• **ABOUT THIS TASK**:
Each line containing the string "dias" should be copied out of the entries.
[Start of section]
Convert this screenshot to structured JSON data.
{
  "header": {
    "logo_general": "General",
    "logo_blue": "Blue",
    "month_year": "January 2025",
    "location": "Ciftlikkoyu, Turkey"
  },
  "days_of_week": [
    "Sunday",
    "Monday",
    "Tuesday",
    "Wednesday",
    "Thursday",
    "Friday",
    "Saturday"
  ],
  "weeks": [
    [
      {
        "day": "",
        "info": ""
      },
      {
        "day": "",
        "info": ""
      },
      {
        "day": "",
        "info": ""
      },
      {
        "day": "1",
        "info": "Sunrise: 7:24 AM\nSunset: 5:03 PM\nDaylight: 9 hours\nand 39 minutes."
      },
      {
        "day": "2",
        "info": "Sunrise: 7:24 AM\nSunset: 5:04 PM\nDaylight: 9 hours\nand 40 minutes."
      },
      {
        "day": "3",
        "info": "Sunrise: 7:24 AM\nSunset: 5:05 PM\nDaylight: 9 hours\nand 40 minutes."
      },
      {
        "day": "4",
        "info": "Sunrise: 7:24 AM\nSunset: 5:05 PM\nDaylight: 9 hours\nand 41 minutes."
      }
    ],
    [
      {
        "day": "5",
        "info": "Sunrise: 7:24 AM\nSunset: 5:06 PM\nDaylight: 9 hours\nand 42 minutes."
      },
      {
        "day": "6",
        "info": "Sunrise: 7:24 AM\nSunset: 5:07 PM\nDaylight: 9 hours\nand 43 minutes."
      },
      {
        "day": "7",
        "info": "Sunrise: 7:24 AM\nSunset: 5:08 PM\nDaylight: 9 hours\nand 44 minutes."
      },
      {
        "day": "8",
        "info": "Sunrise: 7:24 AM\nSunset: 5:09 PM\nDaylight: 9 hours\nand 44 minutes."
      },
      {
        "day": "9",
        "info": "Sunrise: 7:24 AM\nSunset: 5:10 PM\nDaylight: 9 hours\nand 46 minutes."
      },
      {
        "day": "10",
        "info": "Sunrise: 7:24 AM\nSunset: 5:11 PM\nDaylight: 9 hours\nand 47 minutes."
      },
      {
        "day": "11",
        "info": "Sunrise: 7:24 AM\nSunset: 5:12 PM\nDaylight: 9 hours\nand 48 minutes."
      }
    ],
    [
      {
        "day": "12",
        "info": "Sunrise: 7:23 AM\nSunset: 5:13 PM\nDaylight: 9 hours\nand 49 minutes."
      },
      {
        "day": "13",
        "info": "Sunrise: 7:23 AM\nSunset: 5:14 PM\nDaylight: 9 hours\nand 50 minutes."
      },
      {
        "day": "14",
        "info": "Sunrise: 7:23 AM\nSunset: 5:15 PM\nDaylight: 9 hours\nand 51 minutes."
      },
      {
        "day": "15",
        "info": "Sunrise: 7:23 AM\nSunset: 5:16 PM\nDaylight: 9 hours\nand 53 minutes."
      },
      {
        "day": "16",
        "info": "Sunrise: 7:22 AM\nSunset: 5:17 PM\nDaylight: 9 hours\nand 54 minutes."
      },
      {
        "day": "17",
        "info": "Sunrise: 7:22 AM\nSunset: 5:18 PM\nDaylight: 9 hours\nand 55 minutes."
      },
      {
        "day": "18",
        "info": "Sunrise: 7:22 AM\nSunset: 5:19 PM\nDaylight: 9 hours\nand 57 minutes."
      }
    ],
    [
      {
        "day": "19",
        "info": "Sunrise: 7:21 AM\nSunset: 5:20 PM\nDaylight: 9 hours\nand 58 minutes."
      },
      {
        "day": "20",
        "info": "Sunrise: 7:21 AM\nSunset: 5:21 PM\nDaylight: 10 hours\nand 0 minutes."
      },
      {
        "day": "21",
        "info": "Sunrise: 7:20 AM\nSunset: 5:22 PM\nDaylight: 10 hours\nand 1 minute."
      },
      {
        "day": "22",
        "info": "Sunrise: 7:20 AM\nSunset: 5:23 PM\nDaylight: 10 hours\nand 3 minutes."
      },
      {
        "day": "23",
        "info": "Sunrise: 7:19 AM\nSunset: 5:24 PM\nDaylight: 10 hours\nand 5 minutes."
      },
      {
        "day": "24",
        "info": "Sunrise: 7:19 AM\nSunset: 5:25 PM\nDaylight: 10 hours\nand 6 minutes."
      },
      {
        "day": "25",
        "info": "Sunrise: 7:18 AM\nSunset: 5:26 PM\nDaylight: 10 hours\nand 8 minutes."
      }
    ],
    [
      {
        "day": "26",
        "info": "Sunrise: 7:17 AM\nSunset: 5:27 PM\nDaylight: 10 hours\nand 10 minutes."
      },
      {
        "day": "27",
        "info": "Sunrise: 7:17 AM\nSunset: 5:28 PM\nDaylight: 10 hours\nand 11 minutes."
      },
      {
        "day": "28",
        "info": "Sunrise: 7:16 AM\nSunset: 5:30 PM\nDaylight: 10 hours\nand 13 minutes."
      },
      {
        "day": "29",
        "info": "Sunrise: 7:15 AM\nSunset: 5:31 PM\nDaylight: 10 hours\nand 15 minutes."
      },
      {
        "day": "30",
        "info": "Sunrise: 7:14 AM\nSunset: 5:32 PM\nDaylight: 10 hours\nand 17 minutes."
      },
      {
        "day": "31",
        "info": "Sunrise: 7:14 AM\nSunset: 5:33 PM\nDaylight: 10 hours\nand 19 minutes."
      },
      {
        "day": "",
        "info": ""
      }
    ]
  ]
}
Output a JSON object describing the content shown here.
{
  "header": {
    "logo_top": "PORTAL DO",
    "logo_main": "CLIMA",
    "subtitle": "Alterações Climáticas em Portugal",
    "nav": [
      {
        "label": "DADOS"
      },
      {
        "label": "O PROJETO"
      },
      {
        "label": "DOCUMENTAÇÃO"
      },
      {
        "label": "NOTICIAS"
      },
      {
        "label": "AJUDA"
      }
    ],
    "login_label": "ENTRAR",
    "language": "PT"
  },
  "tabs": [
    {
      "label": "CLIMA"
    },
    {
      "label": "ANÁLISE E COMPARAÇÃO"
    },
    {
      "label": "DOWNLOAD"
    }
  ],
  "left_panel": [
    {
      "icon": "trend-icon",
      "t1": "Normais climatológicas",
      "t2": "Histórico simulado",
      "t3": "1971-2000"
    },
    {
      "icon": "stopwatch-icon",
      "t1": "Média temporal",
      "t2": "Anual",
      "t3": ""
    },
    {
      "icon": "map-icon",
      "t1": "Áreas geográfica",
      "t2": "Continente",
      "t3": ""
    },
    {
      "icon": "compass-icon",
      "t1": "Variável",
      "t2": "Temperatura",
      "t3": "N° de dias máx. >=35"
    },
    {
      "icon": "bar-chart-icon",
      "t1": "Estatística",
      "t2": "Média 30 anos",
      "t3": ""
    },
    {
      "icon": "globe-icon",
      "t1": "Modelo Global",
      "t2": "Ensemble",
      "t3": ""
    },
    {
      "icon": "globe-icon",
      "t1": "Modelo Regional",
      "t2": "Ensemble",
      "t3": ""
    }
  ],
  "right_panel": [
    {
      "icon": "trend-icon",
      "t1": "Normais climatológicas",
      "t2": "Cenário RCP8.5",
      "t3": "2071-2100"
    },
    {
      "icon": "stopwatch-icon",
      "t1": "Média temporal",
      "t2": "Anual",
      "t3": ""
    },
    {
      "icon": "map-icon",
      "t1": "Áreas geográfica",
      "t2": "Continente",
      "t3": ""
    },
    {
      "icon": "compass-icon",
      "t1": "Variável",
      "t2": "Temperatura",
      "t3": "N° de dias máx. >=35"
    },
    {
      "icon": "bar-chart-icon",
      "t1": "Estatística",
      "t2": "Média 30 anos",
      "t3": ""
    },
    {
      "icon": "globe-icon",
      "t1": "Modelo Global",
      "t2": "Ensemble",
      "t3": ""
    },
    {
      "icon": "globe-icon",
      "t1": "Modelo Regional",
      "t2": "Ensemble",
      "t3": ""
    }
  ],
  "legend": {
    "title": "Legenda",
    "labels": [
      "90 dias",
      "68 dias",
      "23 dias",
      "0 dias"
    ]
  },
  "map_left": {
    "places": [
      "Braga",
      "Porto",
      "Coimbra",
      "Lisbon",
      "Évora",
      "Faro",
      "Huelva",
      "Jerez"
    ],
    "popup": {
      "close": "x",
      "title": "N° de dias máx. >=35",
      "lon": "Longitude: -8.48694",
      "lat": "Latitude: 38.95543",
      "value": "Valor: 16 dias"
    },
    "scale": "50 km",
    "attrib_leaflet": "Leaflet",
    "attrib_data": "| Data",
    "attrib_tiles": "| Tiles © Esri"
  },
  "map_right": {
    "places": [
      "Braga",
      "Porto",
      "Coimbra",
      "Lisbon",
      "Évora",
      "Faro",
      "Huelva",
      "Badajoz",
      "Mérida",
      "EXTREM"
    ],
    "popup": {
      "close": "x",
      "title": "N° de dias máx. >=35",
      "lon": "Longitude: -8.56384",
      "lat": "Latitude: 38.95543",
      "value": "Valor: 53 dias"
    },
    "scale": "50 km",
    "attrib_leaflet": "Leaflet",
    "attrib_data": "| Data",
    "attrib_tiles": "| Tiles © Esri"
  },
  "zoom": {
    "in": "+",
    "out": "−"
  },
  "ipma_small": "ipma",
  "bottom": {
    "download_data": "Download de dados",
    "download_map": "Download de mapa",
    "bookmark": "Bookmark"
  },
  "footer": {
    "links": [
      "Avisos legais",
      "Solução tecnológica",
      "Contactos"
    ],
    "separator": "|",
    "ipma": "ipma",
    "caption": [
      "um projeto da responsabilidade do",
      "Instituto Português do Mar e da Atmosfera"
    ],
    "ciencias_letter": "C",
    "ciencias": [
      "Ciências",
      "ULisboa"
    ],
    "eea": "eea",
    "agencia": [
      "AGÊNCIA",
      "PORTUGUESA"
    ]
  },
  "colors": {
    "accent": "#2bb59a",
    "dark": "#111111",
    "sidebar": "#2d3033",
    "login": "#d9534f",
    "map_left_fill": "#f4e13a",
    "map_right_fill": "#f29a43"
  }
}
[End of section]
• **SOLVED PROBLEM**:
      "t3": "N° de dias máx. >=35"
      "t3": "N° de dias máx. >=35"
      "90 dias",
      "68 dias",
      "23 dias",
      "0 dias"
      "title": "N° de dias máx. >=35",
      "value": "Valor: 16 dias"
      "title": "N° de dias máx. >=35",
      "value": "Valor: 53 dias"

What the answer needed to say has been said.